Another vaccine in development, from the German pharmaceutical company CureVac, has been in the spotlight recently after President Trump reportedly offered a large sum of money for exclusive rights to the vaccine, prompting outrage among German ministers.
The company has denied these reports. CureVac’s mRNA-based vaccine differs from a traditional vaccine in that it does not include a weakened part of the virus but instead spurs cells into producing antibodies against the virus.
There are many vaccine candidates in the United States. Moderna Therapeutics has begun testing on humans using its mRNA vaccine, skipping the normal procedure of testing on animals first. Four patients received the jab at the Kaiser Permanente research facility in Seattle last week.
US biotechnology company Inovio Pharmaceuticals is rapidly developing a DNA vaccine based on a genomic sequencing of the virus created by Chinese authorities. Inovio has already carried out animal trials with the vaccine and hopes to test it on human volunteers from April.
Dr Kate Broderick, senior vice president of research and development at Inovio, said the global effort to create a coronavirus vaccine is developing rapidly. “In my whole career I would say I’ve never experienced anything go as fast as the vaccine for COVID is going,” she said.
DNA vaccines can be developed quicker than traditional vaccines, Dr Broderick said, and the company aims to have 1m doses of its vaccine ready by the end of the year. However, no DNA or RNA vaccines have been approved for use.
Sanofi, a French multinational pharmaceutical company, is working on a vaccine in the US in collaboration with the US government. It is using previous work to create a SARS vaccine to try and quickly develop a coronavirus counterpart. The company aims to start clinical trials within a year and a half.
In less urgent times it can take up to 20 years for a vaccine to be widely available. But in the rush to combat coronavirus pharmaceutical companies are hoping to cut these timelines down to 18 months in some cases. This sped-up process comes with its own concerns about cutting corners, but experts are confident this can be done without sacrificing safety.
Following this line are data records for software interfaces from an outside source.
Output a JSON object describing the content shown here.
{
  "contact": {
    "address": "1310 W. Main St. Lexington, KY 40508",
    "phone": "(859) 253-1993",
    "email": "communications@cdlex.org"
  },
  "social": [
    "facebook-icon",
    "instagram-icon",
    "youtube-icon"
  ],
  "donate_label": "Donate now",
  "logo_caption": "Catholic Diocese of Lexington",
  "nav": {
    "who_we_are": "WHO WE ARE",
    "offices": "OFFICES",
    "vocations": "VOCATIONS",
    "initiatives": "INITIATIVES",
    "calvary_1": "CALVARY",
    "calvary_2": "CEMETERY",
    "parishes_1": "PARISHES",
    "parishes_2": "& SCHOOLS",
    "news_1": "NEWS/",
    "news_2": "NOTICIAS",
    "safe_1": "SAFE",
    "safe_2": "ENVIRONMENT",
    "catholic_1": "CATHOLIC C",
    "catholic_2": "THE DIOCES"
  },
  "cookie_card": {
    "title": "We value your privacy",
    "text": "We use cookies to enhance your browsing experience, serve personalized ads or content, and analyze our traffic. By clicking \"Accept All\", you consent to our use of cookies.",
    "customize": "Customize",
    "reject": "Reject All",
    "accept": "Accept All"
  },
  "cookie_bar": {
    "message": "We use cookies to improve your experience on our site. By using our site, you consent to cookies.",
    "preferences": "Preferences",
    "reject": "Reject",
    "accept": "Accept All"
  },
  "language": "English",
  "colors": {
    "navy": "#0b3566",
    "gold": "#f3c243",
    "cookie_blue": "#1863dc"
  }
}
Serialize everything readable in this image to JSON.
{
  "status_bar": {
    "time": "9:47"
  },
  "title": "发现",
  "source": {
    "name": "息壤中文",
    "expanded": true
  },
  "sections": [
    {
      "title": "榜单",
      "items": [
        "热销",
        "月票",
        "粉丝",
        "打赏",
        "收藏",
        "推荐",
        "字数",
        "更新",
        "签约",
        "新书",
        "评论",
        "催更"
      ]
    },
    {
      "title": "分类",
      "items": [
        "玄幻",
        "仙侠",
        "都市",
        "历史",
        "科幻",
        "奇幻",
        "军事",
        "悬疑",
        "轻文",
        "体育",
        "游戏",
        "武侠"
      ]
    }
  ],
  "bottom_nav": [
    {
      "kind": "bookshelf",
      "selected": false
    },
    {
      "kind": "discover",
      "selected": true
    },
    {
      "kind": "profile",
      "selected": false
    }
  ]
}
Dr Edwards cites the Ebola outbreak as a good example of the scientific community responsibly speeding up certain parts of the sign-off process.
“In the Ebola outbreak some years ago the story was that in less than a week people put together an emergency ethical approval proposal, it got sent to various people who all read it very quickly over the weekend and they concluded it was fine to go ahead.
“A process that would normally take six months or a year is suddenly condensed down to a week. And that’s exactly what’s happened with this particular outbreak – people are primed and ready to say this is an emergency situation, normal rules can be condensed.
“We still have the process in place but we’ve had a go and we’ve seen which bits can be cut. It’s this amazing acceleration.”
Additional reporting: Katherine Rushton